The immigrants remain ready to joke about almost anything in spite of the harsh reality of their daily lives. One fear among immigrants is being caught by the police before they have their working visas—under Panamanian law, the police have the right to randomly demand identification. One man has been caught twice in a single day. He laughed about his bad luck and bemoaned not being stopped since receiving his papers: “When you don’t have papers, everyone down to the dogs stop you.”
Even though most immigrants have at least one friend or relation already in Panama, a community eases the pressure. Hernandez, who has lived in Panama since 2014, points fresh immigrants toward safe housing, jobs, and helps them navigate the slow, complex visa process. His staff is entirely Venezuelan. Some have no culinary experience but learn on the job. Like Hernandez, other Venezuelans who own businesses are eager to employ fellow immigrants. They know how an immigrant’s desperate situation can easily be taken advantage of, resulting in unfair pay and abusive treatment.
But Cachapas Don Luis plays an even broader role in the city. Although the majority of the restaurant’s customers are Venezuelan, it attracts Panamanians ready to try another country’s cuisine. The subsequent cultural sharing is crucial for an improved relationship between the two groups. Many Panamanians distrust immigrants, fearing they will heighten crime and steal jobs. Frequently, tensions result in open hostility. Many immigrants feel the need to keep low profiles, sometimes changing their accents to sound less Venezuelan or claiming that they are Colombian.
Still, neither group believes the other carries the full blame. “There are good Venezuelans and bad Venezuelans, exactly like with Panamanians,” one man said simply. Like many, he recognizes that the resentment between them is valid, but he believes they still must find a way to peacefully coexist. Places like Cachapas Don Luis allow the two cultures to unite, harmonize, and come to appreciate their differences.
Cachapas Don Luis is a testament to the impact that a single place can have on a community. The large influx of immigrants has been too sudden to allow for Venezuelan neighborhoods to develop organically, but the restaurant has become a joyous microcosm where Venezuelans come together, connect with their culture, and find the freedom to say what they want. A small chalkboard sign, hanging beside the restaurant’s sliding doors and decorated with small a Venezuelan flag, reads, “Here we speak badly about Chavez, Maduro, and all those SOBs.”

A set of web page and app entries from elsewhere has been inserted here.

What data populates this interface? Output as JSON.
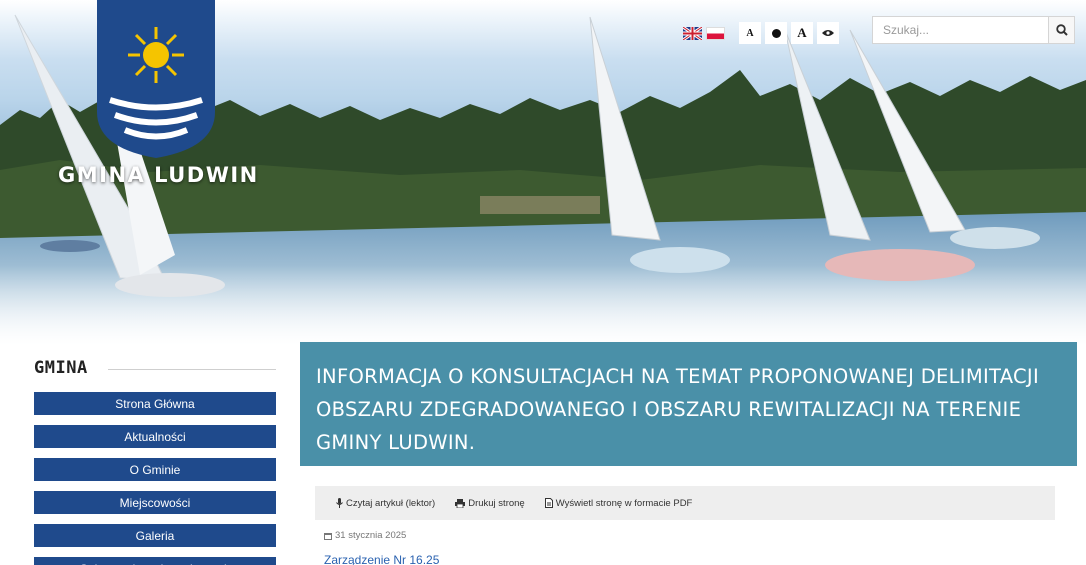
{
  "header": {
    "brand": "GMINA LUDWIN",
    "tools": {
      "lang_en_icon": "uk-flag-icon",
      "lang_pl_icon": "pl-flag-icon",
      "font_small_label": "A",
      "contrast_icon": "contrast-icon",
      "font_large_label": "A",
      "visibility_icon": "eye-icon"
    },
    "search": {
      "placeholder": "Szukaj...",
      "icon": "search-icon"
    }
  },
  "sidebar": {
    "title": "GMINA",
    "items": [
      {
        "label": "Strona Główna"
      },
      {
        "label": "Aktualności"
      },
      {
        "label": "O Gminie"
      },
      {
        "label": "Miejscowości"
      },
      {
        "label": "Galeria"
      },
      {
        "label": "Ochrona danych osobowych"
      }
    ]
  },
  "article": {
    "title": "INFORMACJA O KONSULTACJACH NA TEMAT PROPONOWANEJ DELIMITACJI OBSZARU ZDEGRADOWANEGO I OBSZARU REWITALIZACJI NA TERENIE GMINY LUDWIN.",
    "toolbar": {
      "read": "Czytaj artykuł (lektor)",
      "print": "Drukuj stronę",
      "pdf": "Wyświetl stronę w formacie PDF"
    },
    "date": "31 stycznia 2025",
    "link": "Zarządzenie Nr 16.25"
  },
  "colors": {
    "menu_bg": "#1f4a8c",
    "banner_bg": "#4a90a8",
    "link": "#2a62b0"
  }
}
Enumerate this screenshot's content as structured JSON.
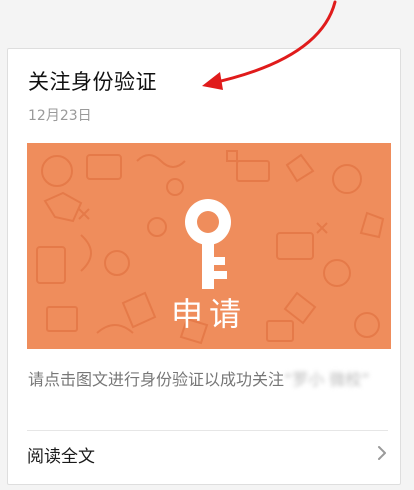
{
  "article": {
    "title": "关注身份验证",
    "date": "12月23日",
    "cover_label": "申请",
    "description": "请点击图文进行身份验证以成功关注",
    "description_blurred": "“罗小\n微校”",
    "read_more": "阅读全文"
  },
  "icons": {
    "cover": "key-icon",
    "read_more": "chevron-right-icon",
    "annotation": "red-arrow-icon"
  },
  "colors": {
    "cover_background": "#ef8d5c",
    "cover_text": "#ffffff",
    "annotation_arrow": "#e01b1b"
  }
}
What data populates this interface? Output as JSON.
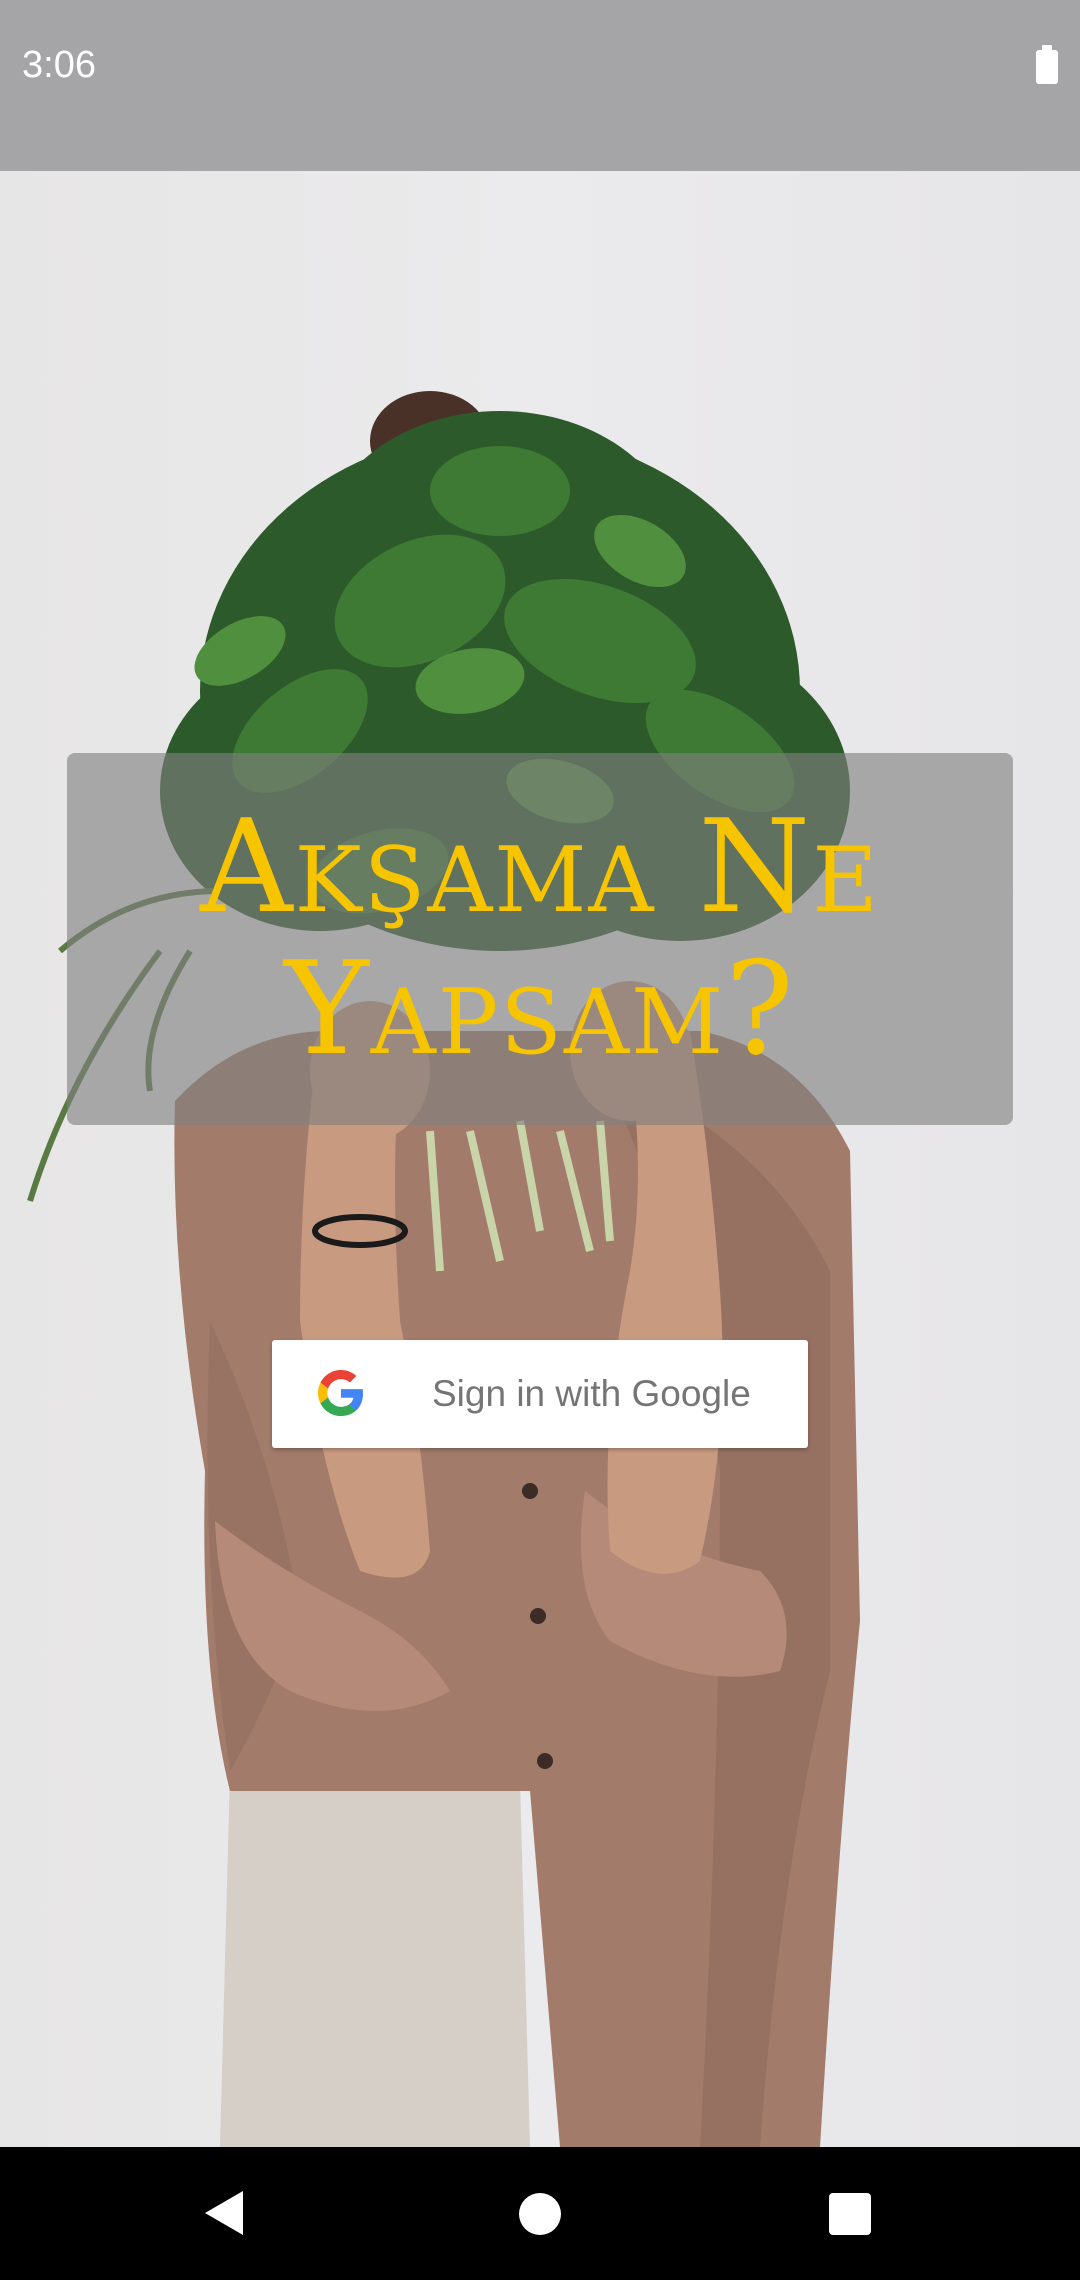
{
  "status_bar": {
    "time": "3:06",
    "battery_icon": "battery-full-icon"
  },
  "background": {
    "description_icon": "food-photo"
  },
  "title": {
    "text": "Akşama Ne Yapsam?",
    "color": "#f7c400"
  },
  "sign_in": {
    "label": "Sign in with Google",
    "icon": "google-g-icon"
  },
  "nav_bar": {
    "back_icon": "back-triangle-icon",
    "home_icon": "home-circle-icon",
    "recents_icon": "recents-square-icon"
  }
}
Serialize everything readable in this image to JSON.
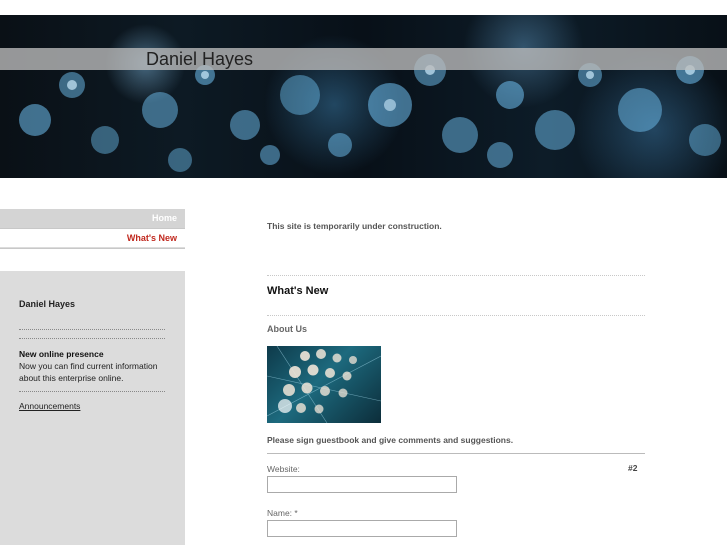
{
  "header": {
    "site_title": "Daniel Hayes"
  },
  "nav": {
    "items": [
      {
        "label": "Home"
      },
      {
        "label": "What's New"
      }
    ]
  },
  "sidebar": {
    "name": "Daniel Hayes",
    "news_title": "New online presence",
    "news_text": "Now you can find current information about this enterprise online.",
    "announcements_link": "Announcements"
  },
  "main": {
    "notice": "This site is temporarily under construction.",
    "section_title": "What's New",
    "about_title": "About Us",
    "guestbook_prompt": "Please sign guestbook and give comments and suggestions.",
    "entry_number": "#2",
    "form": {
      "website_label": "Website:",
      "website_value": "",
      "name_label": "Name: *",
      "name_value": ""
    }
  },
  "colors": {
    "accent_red": "#c0281e",
    "sidebar_bg": "#dcdcdc",
    "banner_dark": "#0a1016",
    "bokeh_blue": "#5fb4e6"
  }
}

Monique-Marie Cummings is a Venezuelan American high school senior and intern at the Center for Folklife and Cultural Heritage. She visited Panama this past summer to interview Venezuelan immigrants and share their stories.